Greenport Village elected officials will no longer be eligible for fully paid family health insurance coverage effective January 1. The village will continue to fund individual health insurance coverage for the five elected officials, who will have the option of purchasing family coverage through the village plan at their own expense.
The board voted unanimously without discussion or comment on the change during last night’s village board meeting at the Third Street firehouse.
Trustees Doug Roberts and Jack Martilotta had proposed all eliminating health insurance benefits for the part-time positions. Resolutions that would have eliminated the coverage were twice voted down by the board in split 3-2 votes, in April and September.
Mayor George Hubbard Jr. suggested the individual-only coverage as a compromise during last week’s work session.
“It’s a part-time job, so it would be part-time benefits,” Hubbard said at the work session.
Individual coverage will cost the village between $9,000 and $10,000 per policy annually, the mayor said. A family plan comes with an annual price tag of about $22,000, he said. Any board member can to opt for a family plan at his or her own expense.
Roberts and Martilotta are not insured through the village plan. Martilotta, a Greenport High School teacher, has health insurance benefits provided through his employer and Roberts, whose wife is also a teacher, has health insurance benefits provided through her employer.
The mayor said last week he’d already obtained his own coverage anyway, as he pledged to do during the board’s organizational meeting, and was not utilizing village-provided benefits as of November 1.
Trustee Julia Robins said last week she was switching to an employee-only plan as of December 1 in any case.
Roberts and Martilotta, who were elected to the board in March, said the provision of full health benefits to the part-time elected officials was a complaint that came up repeatedly on the campaign trail, as the pair went door-to-door throughout the village.
Hubbard had objected to comments made by Roberts on Facebook about things he said the board could not afford to do because of the money it spent on its own benefits. He said the two trustees “made it personal” by “calling out” the mayor and other trustees on social media. The mayor noted that both men also had “taxpayer-funded health insurance,” suggesting that their objections were tainted by hypocrisy.

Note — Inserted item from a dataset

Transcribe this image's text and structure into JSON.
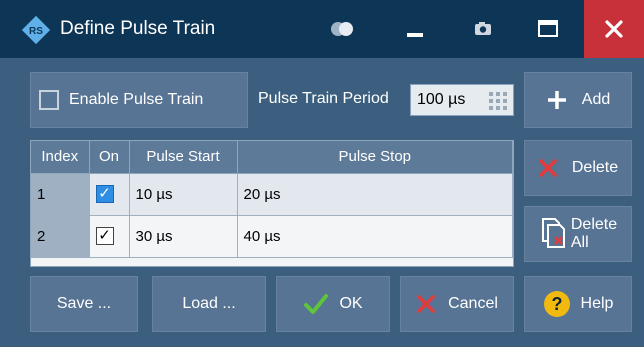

The savings from the benefit change would have been about $60,000 per year if all five board members were taking village-funded family coverage. With three members not taking any village health benefit and one other member already switching to an individual plan, the actual net savings to the village will be only about $12,000 per year, representing the difference between family and individual coverage provided to the remaining trustee, Mary Bess Phillips.